**Provided data**:
+ + + + + + +

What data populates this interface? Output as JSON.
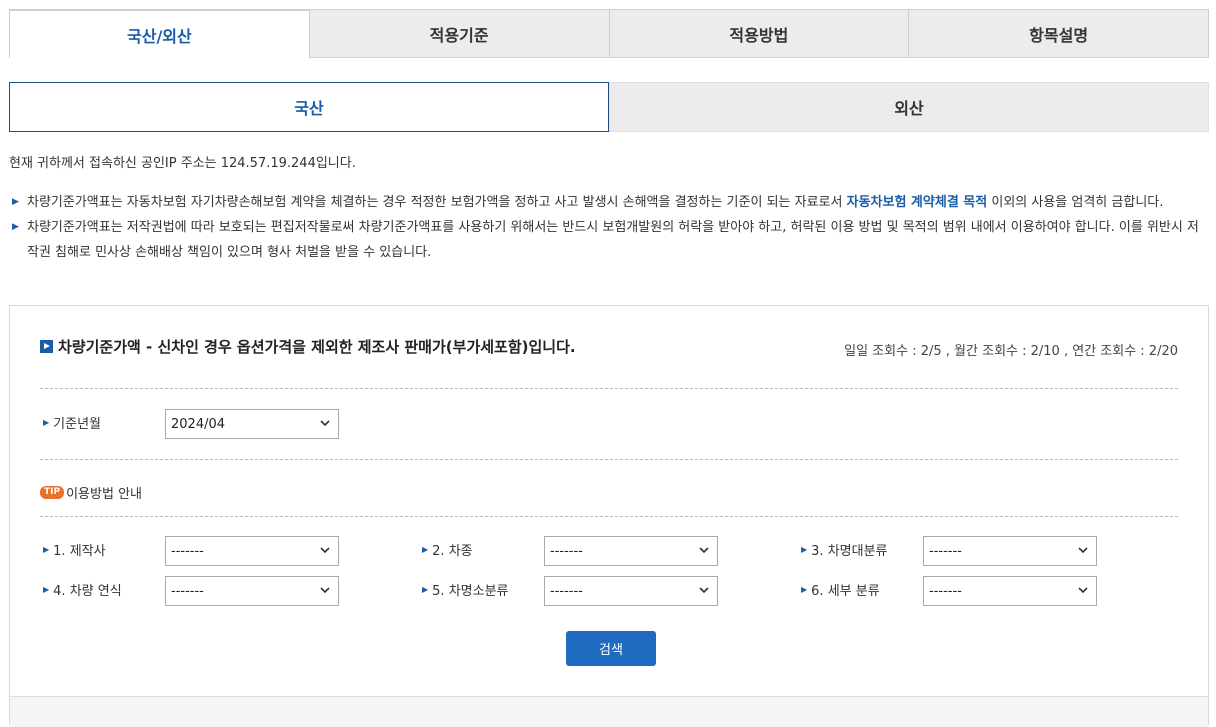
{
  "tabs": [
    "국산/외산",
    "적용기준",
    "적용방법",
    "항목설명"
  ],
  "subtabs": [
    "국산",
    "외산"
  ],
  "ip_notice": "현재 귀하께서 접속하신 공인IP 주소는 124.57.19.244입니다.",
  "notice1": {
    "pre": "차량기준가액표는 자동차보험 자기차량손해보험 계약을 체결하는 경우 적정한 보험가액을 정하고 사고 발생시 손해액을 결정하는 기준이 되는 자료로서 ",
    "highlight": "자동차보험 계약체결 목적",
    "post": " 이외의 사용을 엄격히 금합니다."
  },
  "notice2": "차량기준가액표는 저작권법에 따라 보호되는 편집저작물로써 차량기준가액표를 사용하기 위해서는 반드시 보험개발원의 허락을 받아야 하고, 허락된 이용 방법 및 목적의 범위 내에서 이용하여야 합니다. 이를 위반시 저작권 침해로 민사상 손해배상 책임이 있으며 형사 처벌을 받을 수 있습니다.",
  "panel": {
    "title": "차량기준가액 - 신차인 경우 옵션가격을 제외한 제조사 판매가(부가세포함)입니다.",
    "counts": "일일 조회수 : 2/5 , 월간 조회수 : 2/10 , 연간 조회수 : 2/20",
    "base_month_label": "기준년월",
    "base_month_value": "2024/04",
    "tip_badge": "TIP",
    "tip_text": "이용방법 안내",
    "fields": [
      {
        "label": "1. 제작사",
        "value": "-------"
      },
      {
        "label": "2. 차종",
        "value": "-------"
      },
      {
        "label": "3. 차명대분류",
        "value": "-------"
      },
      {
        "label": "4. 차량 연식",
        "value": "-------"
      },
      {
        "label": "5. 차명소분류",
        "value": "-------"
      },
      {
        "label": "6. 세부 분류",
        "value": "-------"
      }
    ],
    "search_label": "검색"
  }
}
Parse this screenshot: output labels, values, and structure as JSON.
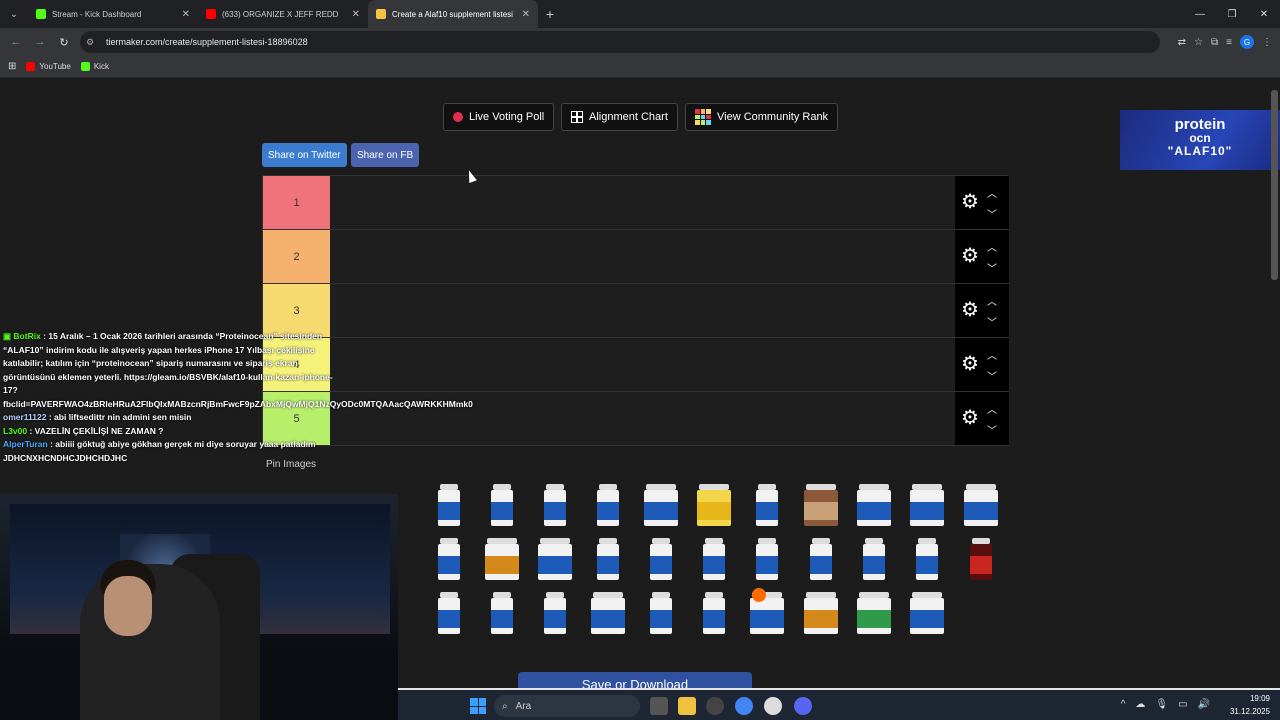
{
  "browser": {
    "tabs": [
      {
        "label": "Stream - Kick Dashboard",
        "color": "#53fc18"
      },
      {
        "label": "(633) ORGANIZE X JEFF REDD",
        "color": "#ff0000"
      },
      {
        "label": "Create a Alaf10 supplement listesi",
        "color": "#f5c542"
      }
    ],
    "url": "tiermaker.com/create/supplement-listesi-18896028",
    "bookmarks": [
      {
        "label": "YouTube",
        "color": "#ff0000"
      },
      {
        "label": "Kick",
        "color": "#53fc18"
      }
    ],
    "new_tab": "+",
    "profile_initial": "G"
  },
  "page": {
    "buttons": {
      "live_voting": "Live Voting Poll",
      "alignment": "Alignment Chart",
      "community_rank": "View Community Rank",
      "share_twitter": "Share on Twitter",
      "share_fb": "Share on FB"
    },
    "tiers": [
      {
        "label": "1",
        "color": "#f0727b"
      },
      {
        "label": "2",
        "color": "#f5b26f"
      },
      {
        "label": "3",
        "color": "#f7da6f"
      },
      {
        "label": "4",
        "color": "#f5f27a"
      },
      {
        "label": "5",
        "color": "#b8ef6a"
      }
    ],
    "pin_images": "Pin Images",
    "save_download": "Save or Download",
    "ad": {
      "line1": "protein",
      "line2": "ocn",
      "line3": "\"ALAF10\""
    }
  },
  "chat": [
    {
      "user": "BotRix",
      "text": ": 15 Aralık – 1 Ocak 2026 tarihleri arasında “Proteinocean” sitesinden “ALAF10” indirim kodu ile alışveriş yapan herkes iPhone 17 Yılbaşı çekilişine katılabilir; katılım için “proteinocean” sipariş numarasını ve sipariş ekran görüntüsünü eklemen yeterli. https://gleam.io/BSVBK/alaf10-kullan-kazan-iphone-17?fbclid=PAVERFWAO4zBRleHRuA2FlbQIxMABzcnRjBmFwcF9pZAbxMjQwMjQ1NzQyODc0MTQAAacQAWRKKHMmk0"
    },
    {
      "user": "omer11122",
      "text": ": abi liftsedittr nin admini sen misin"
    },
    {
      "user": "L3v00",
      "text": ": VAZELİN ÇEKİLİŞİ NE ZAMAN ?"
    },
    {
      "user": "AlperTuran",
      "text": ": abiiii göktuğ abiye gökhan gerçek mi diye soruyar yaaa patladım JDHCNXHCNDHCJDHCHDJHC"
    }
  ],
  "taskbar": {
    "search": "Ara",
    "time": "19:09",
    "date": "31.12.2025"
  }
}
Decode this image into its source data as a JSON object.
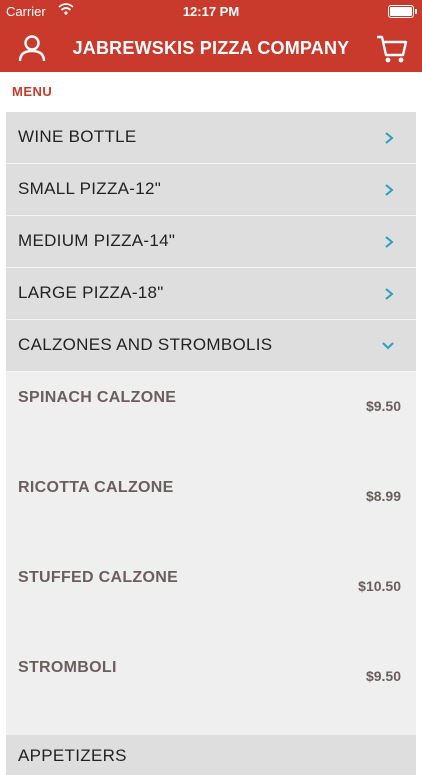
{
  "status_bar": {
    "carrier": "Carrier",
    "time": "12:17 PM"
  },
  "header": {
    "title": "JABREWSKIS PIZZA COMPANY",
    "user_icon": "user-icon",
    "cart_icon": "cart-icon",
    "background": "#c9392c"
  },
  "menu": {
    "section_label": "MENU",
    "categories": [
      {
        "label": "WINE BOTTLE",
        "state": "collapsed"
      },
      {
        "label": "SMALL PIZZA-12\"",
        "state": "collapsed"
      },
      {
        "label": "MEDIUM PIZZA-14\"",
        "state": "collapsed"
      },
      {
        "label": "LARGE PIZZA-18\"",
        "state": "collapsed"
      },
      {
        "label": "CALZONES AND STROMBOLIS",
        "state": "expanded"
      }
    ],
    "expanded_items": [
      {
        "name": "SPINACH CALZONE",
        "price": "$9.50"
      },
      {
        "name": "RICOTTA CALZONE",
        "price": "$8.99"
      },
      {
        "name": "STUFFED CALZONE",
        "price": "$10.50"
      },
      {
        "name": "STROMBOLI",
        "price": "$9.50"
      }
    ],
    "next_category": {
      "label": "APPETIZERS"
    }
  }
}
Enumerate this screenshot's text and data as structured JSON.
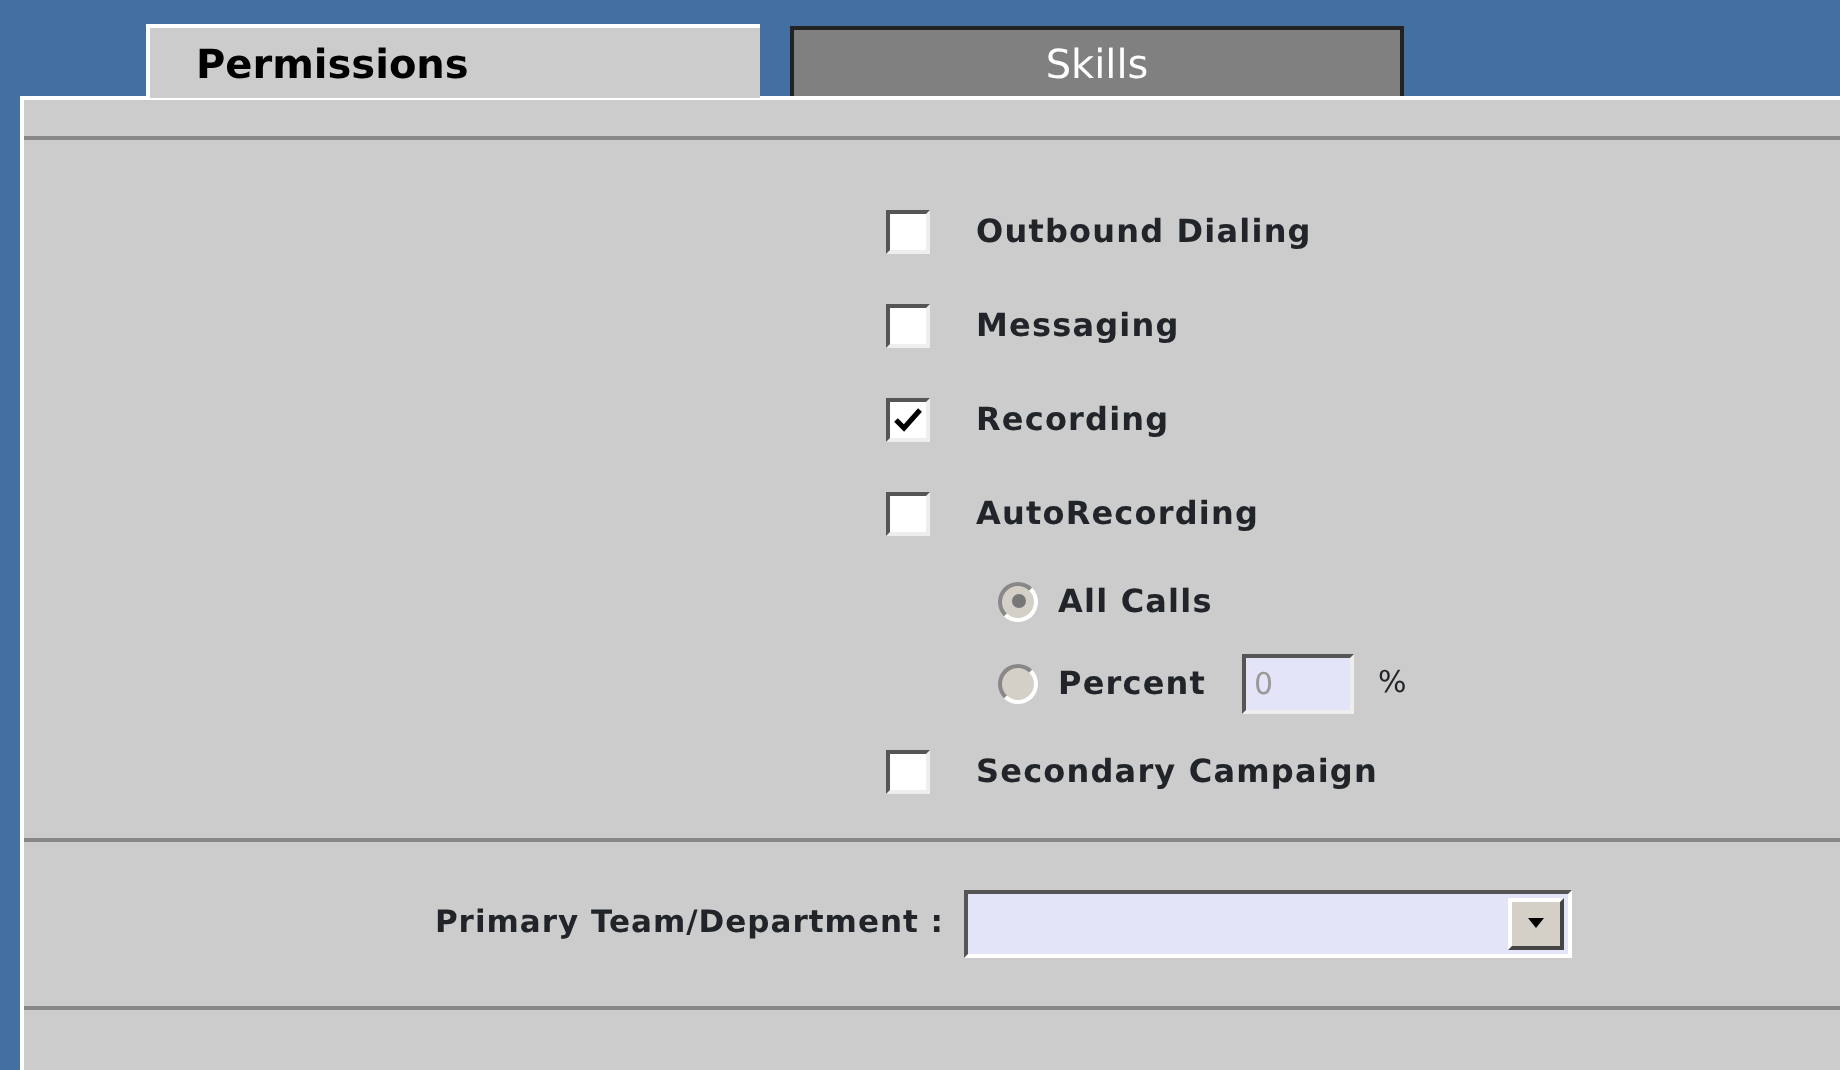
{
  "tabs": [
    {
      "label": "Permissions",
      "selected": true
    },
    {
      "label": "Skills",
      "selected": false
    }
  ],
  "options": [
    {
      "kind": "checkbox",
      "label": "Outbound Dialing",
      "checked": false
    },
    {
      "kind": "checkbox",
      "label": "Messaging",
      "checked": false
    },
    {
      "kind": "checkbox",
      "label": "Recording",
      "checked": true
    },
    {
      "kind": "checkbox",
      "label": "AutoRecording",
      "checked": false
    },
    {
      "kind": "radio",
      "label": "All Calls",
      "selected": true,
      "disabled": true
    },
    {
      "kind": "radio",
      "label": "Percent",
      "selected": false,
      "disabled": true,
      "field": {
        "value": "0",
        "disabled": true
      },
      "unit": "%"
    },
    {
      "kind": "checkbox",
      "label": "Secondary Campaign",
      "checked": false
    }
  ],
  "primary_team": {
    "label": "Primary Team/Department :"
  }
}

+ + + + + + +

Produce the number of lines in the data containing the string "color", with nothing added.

**Result**: 10